After weeks of movement in the fashion and media industries as reports of racial discrimination and lack of representation in companies have come out — amidst the larger backdrop of the Black Lives Matter movement — celebrity stylists Law Roach, Jason Rembert, Lacy Redway and more than 30 other Black fashion and beauty creatives announced Tuesday morning the formation of the Black Fashion & Beauty Collective (BFB Collective).
The not-for-profit organization is the first of its kind to represent Black creatives in both the fashion and beauty industries, bringing together fashion stylists, hair stylists and makeup artists for the goal of influencing forward progression in those industries and in the Black community.
Initially born from a dinner that Roach, Redway and Rembert organized in 2019, on the Sunday night before the Met Gala, the formation of the collective took on an urgency in the weeks following the murder of George Floyd at the hands of a Minneapolis police officer, as protests took place around the world and fashion brands, media outlets and industry organizations scrambled to take a stand — and deal with the fallout of statements that may not have reflected their historical treatment of Black professionals.
“Our plans have always been to form a community of us, of voices that are very influential in the industry and can really see change happen,” Redway told FN. “We were in the similar position that we are in now, in that we were just really fed up with not having proper representation in so many areas in our industries, and we were all fighting similar fights but fighting them individually.”
One of the organization’s main goals will be fundraising for its Black Fashion and Beauty Business Relief Fund. While it is still in the process of receiving its 501(c)(3) accreditation, the BFB Collective is partnering with the nonprofit My Block, My Hood, My City to use its founding pledge of $25,000 from Roach plus additional funds raised in 2020 to provide immediate support for businesses affected as a result of the high tension surrounding police brutality. The initiative details a special focus on businesses not protected by insurance companies or whose insurance claims were denied. The announcement comes as a study from Stanford University’s Institute for Economic Policy Research reports that more than 40 percent of Black-owned businesses are not expected to survive the pandemic.
“We want to inject capital into businesses whose storefronts may have suffered as a result and help them get back on their feet and get their businesses back up,” said celebrity stylist and BFB Collective president Rachel Johnson.
In addition to the fund, the collective will be working with brands and companies within the fashion and beauty space to assist in diversity and inclusion.
“One of our initiatives is to create resources that these corporations can tap into (to see) where they may have blind spots and inequality within their own organizations,” said Johnson. “A lot of these organizations do not have Black representation at the executive level, they do not have Black representation in the decision making rooms.

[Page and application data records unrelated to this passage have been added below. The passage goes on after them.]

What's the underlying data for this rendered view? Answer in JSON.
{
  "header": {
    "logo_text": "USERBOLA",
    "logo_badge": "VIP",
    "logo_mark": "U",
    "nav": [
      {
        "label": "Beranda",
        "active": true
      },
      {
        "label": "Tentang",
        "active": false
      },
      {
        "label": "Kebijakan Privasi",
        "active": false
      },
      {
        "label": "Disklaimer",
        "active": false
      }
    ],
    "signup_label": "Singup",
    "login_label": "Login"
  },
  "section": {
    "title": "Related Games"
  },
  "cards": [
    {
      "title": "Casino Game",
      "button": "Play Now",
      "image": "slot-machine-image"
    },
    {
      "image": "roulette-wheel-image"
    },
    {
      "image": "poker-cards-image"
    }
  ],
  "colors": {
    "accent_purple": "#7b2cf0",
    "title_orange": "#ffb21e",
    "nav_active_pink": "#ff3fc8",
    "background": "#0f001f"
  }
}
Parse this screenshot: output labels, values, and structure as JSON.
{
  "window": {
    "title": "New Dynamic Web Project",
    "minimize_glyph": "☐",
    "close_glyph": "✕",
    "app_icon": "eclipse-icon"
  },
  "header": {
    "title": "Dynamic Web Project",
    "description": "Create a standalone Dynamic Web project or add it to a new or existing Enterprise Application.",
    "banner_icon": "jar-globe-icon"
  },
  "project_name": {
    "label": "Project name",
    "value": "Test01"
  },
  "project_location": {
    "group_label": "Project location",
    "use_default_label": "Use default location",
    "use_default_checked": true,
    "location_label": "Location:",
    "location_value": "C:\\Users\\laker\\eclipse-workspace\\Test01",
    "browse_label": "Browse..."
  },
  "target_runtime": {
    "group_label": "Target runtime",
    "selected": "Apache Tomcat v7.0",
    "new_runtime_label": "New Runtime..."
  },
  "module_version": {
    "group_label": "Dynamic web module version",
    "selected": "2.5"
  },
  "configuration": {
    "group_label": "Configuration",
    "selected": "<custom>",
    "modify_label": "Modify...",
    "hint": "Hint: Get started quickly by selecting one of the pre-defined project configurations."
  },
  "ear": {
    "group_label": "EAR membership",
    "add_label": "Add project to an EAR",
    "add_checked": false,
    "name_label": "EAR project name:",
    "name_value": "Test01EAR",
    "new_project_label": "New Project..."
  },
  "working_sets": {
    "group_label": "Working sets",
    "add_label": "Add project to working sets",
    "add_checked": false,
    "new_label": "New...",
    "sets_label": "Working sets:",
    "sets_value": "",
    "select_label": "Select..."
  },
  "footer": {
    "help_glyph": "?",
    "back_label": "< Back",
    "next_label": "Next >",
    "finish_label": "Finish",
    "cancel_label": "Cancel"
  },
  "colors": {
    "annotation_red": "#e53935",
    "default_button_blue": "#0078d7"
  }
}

We not only do we want our voices to be present on the creative level, we want to make sure our voices are actually making decisions to enact change inside. We are excited to be using our voices to amplify not only the racial injustices that we as black men and women experience in the fashion and beauty industries but also the solutions that we can enact to bring a more level playing field to these industries.”
On June 4, the CFDA announced its own equality initiatives, which include an in-house employment program that will place Black creatives throughout the industry, a mentorship program and diversity and inclusion training available to all members. On June 15, more than 250 Black professionals responded with an open letter called the Kelly Initiative (named after Black American designer Patrick Kelly), denouncing the efforts and putting forth a four-point plan that includes an industry census, headhunting and recruitment accountability, annual data disclosure and the creation of the Kelly List, a curation of top-tier talent across an array of fashion fields.
“…The CFDA has allowed exploitative cultures of prejudice, tokenism, and employment discrimination to thrive, unbridled by the sort of watchdog intervention expected of an industry umbrella organization,” stated the letter, whose signatures included creative consultants like Jerome LaMaar and Tamu McPherson, designers Victor Glemaud, Sergio Hudson and Romeo Hunte as well as publicists like Nate Hinton and Kevin McIntosh Jr., plus a number of editors across publishing companies. Noticeably absent were the signatures of CFDA board members Tracy Reese, Kerby Jean-Raymond, Virgil Abloh, Carly Cushnie, the last three of whom were elected to the board in 2019.
“I can’t talk enough about unity. We all have the same goal in mind. At the end of the day it’s just to be treated equal,” said stylist Kesha McLeod, who will serve as the BFB Collective’s treasurer on a board of 12 members that also include stylists Jason Bolden, Wayman Bannerman and Micah McDonald, Apuje Kalu, Jessica Smalls, Ashunta Sheriff-Kendricks and Nai’vasha.
“We are stronger in numbers,” added McLeod.